Moscow: Russia on Thursday warned the West against
seeking closer ties with Taliban leaders, saying it could help
the militants to regain power in Afghanistan.
"Attempts by the Afghan leadership with the support of
representatives of a number of Western countries to establish
a negotiation process with leaders of the Taliban movement and
to build on this foundation a mechanism of national
reconciliation give us serious cause for concern," a spokesman
for the Russian foreign ministry, Andrei Nesterenko, told a
"Possible selective and thorough work to return repentant
Taliban militants to civilian life should by no means be
replaced with a campaign to rehabilitate the entire Taliban
movement, (and) revive a spirit of tolerance for the terrorist
ideology the Taliban is preaching," Nesterenko said.
Such an attitude could help the militants return to power
and restore a Taliban regime in Afghanistan, he added.
The warning comes amid media reports that Afghan
President Hamid Karzai had held talks with the Taliban
leadership and after Washington last month put General David
Petraeus in charge of its faltering Afghan campaign.
Al-Jazeera television said last month Karzai had met with

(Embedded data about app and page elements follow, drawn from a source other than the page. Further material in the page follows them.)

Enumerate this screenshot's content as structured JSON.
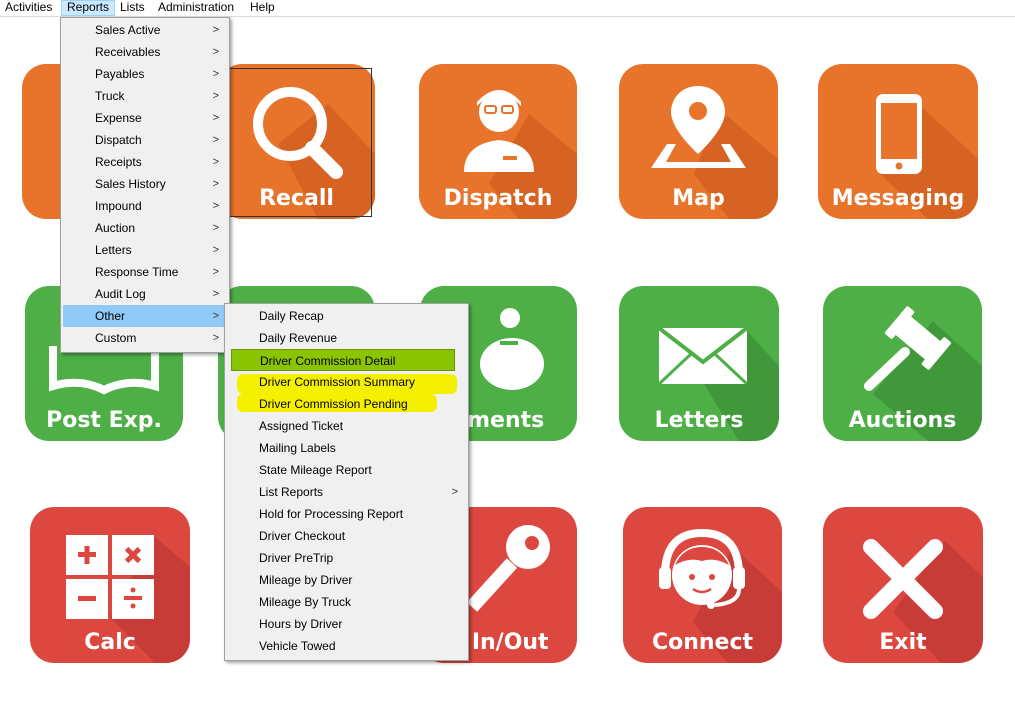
{
  "menubar": {
    "items": [
      {
        "label": "Activities"
      },
      {
        "label": "Reports"
      },
      {
        "label": "Lists"
      },
      {
        "label": "Administration"
      },
      {
        "label": "Help"
      }
    ]
  },
  "tiles": {
    "recall": "Recall",
    "dispatch": "Dispatch",
    "map": "Map",
    "messaging": "Messaging",
    "post_exp": "Post Exp.",
    "payments": "yments",
    "letters": "Letters",
    "auctions": "Auctions",
    "calc": "Calc",
    "log_in_out": "g In/Out",
    "connect": "Connect",
    "exit": "Exit"
  },
  "reports_menu": {
    "items": [
      "Sales Active",
      "Receivables",
      "Payables",
      "Truck",
      "Expense",
      "Dispatch",
      "Receipts",
      "Sales History",
      "Impound",
      "Auction",
      "Letters",
      "Response Time",
      "Audit Log",
      "Other",
      "Custom"
    ]
  },
  "other_menu": {
    "items": [
      "Daily Recap",
      "Daily Revenue",
      "Driver Commission Detail",
      "Driver Commission Summary",
      "Driver Commission Pending",
      "Assigned Ticket",
      "Mailing Labels",
      "State Mileage Report",
      "List Reports",
      "Hold for Processing Report",
      "Driver Checkout",
      "Driver PreTrip",
      "Mileage by Driver",
      "Mileage By Truck",
      "Hours by Driver",
      "Vehicle Towed"
    ]
  },
  "colors": {
    "orange": "#e8732a",
    "green": "#4eaf47",
    "red": "#dc473f",
    "menu_highlight": "#91c9f7",
    "green_highlight": "#8bc400",
    "yellow_highlight": "#f5f000"
  }
}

a top Al-Qaeda-linked Taliban leader, Sirajuddin Haqqani, for
face-to-face talks as a prelude to peace negotiations, a
report his government angrily dismissed.
Petraeus, who replaced General Stanley McChrystal

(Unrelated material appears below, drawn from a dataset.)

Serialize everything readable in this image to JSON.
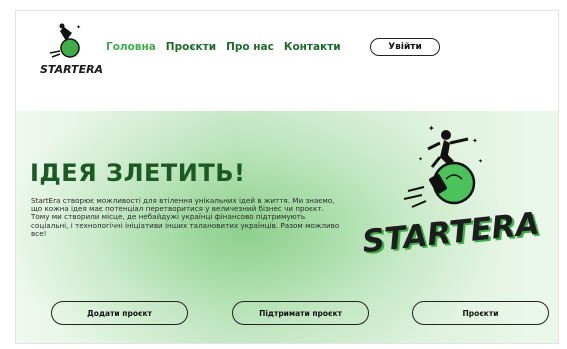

following his career-ending interview with Rolling Stone
magazine, is known for his unorthodox negotiating tactics.
The New York Times recently suggested he might attempt to

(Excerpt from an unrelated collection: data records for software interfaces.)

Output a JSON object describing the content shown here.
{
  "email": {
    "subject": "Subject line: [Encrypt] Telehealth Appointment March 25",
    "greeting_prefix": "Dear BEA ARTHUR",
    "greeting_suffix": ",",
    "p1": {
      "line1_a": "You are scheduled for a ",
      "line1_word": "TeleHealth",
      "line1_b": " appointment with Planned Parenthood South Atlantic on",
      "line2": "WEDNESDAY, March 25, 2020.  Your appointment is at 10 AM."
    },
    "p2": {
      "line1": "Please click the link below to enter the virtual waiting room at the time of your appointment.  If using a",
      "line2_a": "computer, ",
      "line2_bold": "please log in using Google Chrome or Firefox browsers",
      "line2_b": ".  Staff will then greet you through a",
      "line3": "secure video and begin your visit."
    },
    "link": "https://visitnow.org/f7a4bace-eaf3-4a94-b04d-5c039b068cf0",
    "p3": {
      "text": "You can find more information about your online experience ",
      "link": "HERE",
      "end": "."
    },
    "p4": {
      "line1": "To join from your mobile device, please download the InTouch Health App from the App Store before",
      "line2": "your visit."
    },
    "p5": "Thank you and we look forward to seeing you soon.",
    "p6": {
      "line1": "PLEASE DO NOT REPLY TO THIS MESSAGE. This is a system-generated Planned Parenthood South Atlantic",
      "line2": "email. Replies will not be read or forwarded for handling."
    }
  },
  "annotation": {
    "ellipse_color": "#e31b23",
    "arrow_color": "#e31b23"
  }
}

forge deals with senior Taliban militants.
The Taliban, who were in power between 1996 and 2001
before being toppled in a US-led invasion, have intensified
their fight in recent years.
The Soviet Union invaded Afghanistan in 1979 to bolster
its supporters but became bogged down in a protracted and
bloody struggle that lasted nearly a decade until the Soviet
pullout in 1989.